So we are seeing a material rise in "secondary" sales of stock both in IPOs and also in the secondary offerings that often follow an IPO within six months of the original offering. These secondary sales are managed sales, done through a registered offering of stock, of large positions in public companies.

We are also seeing secondaries being done more frequently to manage the sale of positions that are obtained through the a stock acquisition of a venture backed company.

This allows the venture fund to distribute cash to their investors instead of stock. The LPs like it better. And I think it may turn out that a move to distribute cash will improve returns in the industry. LPs, certainly the sophisticated ones, calculate their own "cash on cash" returns on their venture fund investments. While a fund might take credit for distributing a $100mm position, if the LPs only got $80mm, that’s what they will ultimately show in their return numbers.  If via a managed sale of the $100mm position, the fund gets $90mm and distributes that cash, the LPs are better off and their returns will increase.
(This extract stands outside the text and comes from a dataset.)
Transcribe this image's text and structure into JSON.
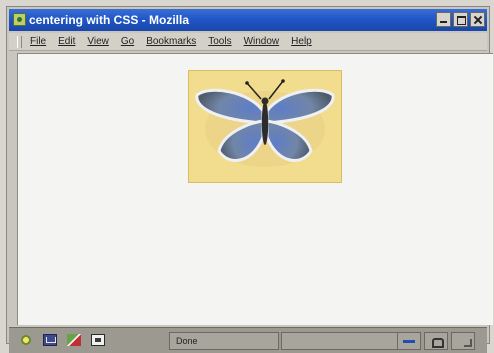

There has been a theme running through the debate about venture returns over the past five years that states that venture returns have been poor because of a lack of a vibrant IPO market. I don’t buy that. I think that a venture fund can deliver terrific returns to its investors without ever having an IPO in the fund. Merger and sale transactions can provide very good returns to venture investors. In fact, Broadview Associates used to show a chart that something like 80% of all venture backed companies that went public had stocks that traded below the offering price within a year of the IPO. The fact is that very few venture backed companies make great public companies. Sure there are exceptions. Google, Cisco, Apple to name a few. But those are the really great companies. For every one of them, there are hundreds that were busts as public companies. And all the parties at the table, the VCs, the managers of the portfolio companies, the investment bankers, and the public market investors are smart enough to know this is true. That has resulted in a the dearth of IPOs that everyone blames poor returns on. But I think we are just seeing a market adapt to the reality that most of the venture backed companies should be sold instead of foisted on the public markets.

So another factor at work in this cash versus stock discussion is that most venture funds will be generating more liquidity via trade sales and less via IPOs. So there will be less stock to even think about distributing.

I don’t think the practice of distributing stock will go away completely. There are times when it is the best thing for everyone. But those situations are rare and getting rarer. The rise of a cash on cash business in the venture industry is a positive trend that in the end will likely benefit everyone involved.